Or, recently, if you’re a secular business owner who chooses to be willfully misinformed about the nature of contraceptives, you can get all the tax benefits of providing insurance without actually meeting the minimum legal standards for that coverage.

I’m a big believer in religious freedom. But I don’t think it should be a Get Out of Jail Free card for any rule you feel shouldn’t apply to you. Particularly not when you’re asking other people—whether those are your employees, the taxpayers, or your kid’s classmates—to shoulder the burden of your beliefs.

Redditors hit rock-bottom, then break out the dynamite

I’m pretty much past being shocked by the hateful things people say to and about fat people for daring to exist in the world, but every once in a while, the trolls still manage to surprise me. In this case, it’s a bunch of redditors making fun of a woman with a spinal injury who’s trying to raise the three grand she needs for a scooter on GoFundMe. Because, you know, she’s fat, and obviously spinal injuries magically fix themselves if you lose weight.

Atchka’s post at Fierce Freethinking Fatties has a really good explanation of the situation, as well as what it illustrates about fat hatred. Casey is literally the poster child for “doing everything right.” She has a medical issue that’s responsible for her weight, and she was extremely active until she had a freaking spinal fracture. And yet, none of that counts for anything in the minds of the haters. If you’re fat, you literally cannot be active enough to prove to these people that you aren’t spending 23 and a half hours a day on the couch eating donuts. They can see pictures of you dancing, running, whatever, and they will make up weird justifications for why that isn’t real exercise, deliberately misunderstand things you say, or otherwise stick their fingers in their ears and go “LALALA, can’t hear you! LOL UR FAT.” You could literally lap them on the track, running backwards and blindfolded, and they’d find some way to claim that they’re more active—and therefore a more worthwhile person–than you.
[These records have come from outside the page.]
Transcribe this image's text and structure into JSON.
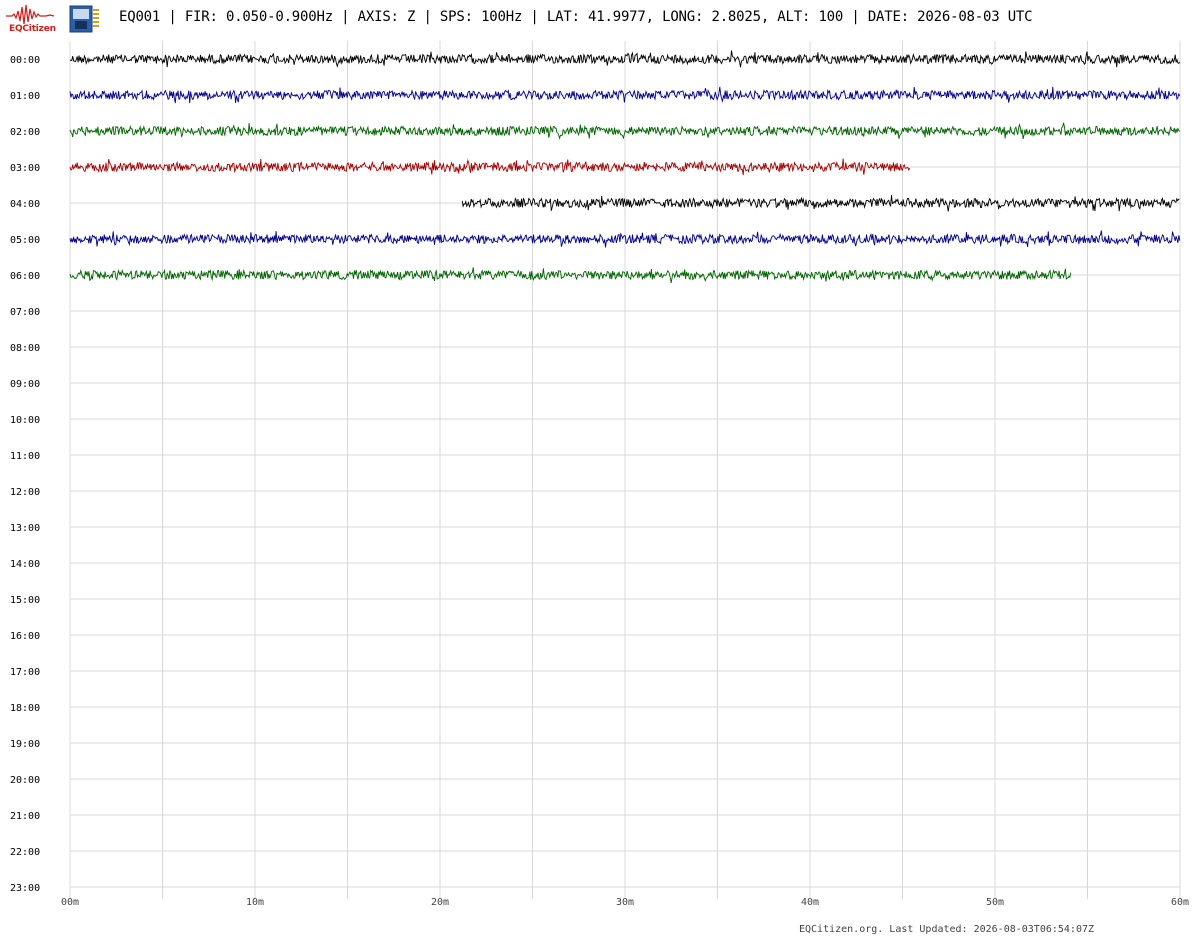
{
  "header": {
    "logo_text": "EQCitizen",
    "title": "EQ001 | FIR: 0.050-0.900Hz | AXIS: Z | SPS: 100Hz | LAT: 41.9977, LONG: 2.8025, ALT: 100 | DATE: 2026-08-03 UTC"
  },
  "footer": {
    "updated": "EQCitizen.org. Last Updated: 2026-08-03T06:54:07Z"
  },
  "colors": {
    "trace_cycle": [
      "#000000",
      "#00008b",
      "#006400",
      "#a50000"
    ],
    "grid": "#d8d8d8",
    "logo": "#cc1f1f"
  },
  "chart_data": {
    "type": "line",
    "subtype": "helicorder",
    "y_rows": [
      "00:00",
      "01:00",
      "02:00",
      "03:00",
      "04:00",
      "05:00",
      "06:00",
      "07:00",
      "08:00",
      "09:00",
      "10:00",
      "11:00",
      "12:00",
      "13:00",
      "14:00",
      "15:00",
      "16:00",
      "17:00",
      "18:00",
      "19:00",
      "20:00",
      "21:00",
      "22:00",
      "23:00"
    ],
    "x_ticks": [
      "00m",
      "10m",
      "20m",
      "30m",
      "40m",
      "50m",
      "60m"
    ],
    "x_range_minutes": [
      0,
      60
    ],
    "minor_gridline_every_minutes": 5,
    "grid": true,
    "series": [
      {
        "row": "00:00",
        "start_min": 0,
        "end_min": 60
      },
      {
        "row": "01:00",
        "start_min": 0,
        "end_min": 60
      },
      {
        "row": "02:00",
        "start_min": 0,
        "end_min": 60
      },
      {
        "row": "03:00",
        "start_min": 0,
        "end_min": 45.4
      },
      {
        "row": "04:00",
        "start_min": 21.2,
        "end_min": 60
      },
      {
        "row": "05:00",
        "start_min": 0,
        "end_min": 60
      },
      {
        "row": "06:00",
        "start_min": 0,
        "end_min": 54.1
      }
    ]
  }
}
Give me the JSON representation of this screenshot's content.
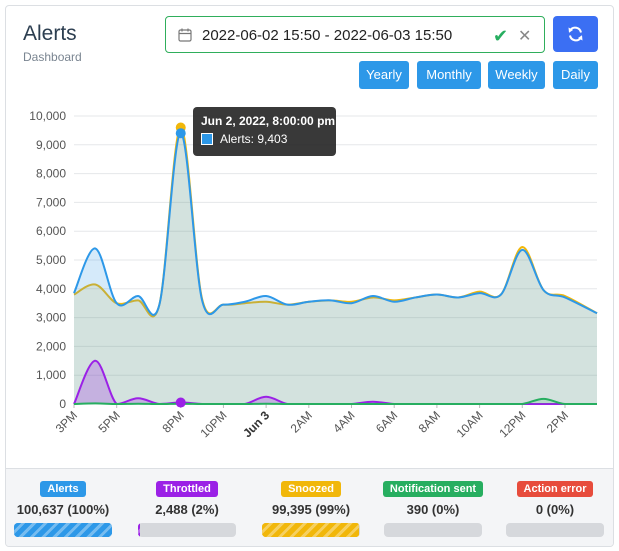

This comes only a few days after one of Ragen Chastain’s obsessed trolls sent out a phony fact-checking email about her dance championships, trying to “prove” that she hasn’t really won competitions.

I do understand where it comes from. Cognitive dissonance is not a fun feeling, so it’s easy to twist reality to suit your biases. And everybody does that to some extent. But the extent of willful denial of reality these people show, not to mention the level of obsession required to spend hours of your life trashing someone on a forum or sending fraudulent emails to try to screw over their speaking engagements, it just boggles the mind.

In light of this kind of pervasive harassment, it really bothers me that people treat internet bullying as a minor inconvenience, or something that’s completely apart from “the real world,” when that’s not true at all. The trolls don’t live on their own little island somewhere—they’re right here in the real world with the rest of us. They could be your coworker, your neighbor, your cousin. And I sincerely doubt that anyone who’s that full of hate is limiting their nastiness to online interactions. Not to mention that cyberbullying *frequently* crosses into the victim’s “real life.” Often, that’s the whole point—find out and distribute their personal information, lie about them to their boss or their friends. It’s not something you can walk away from by turning off the computer.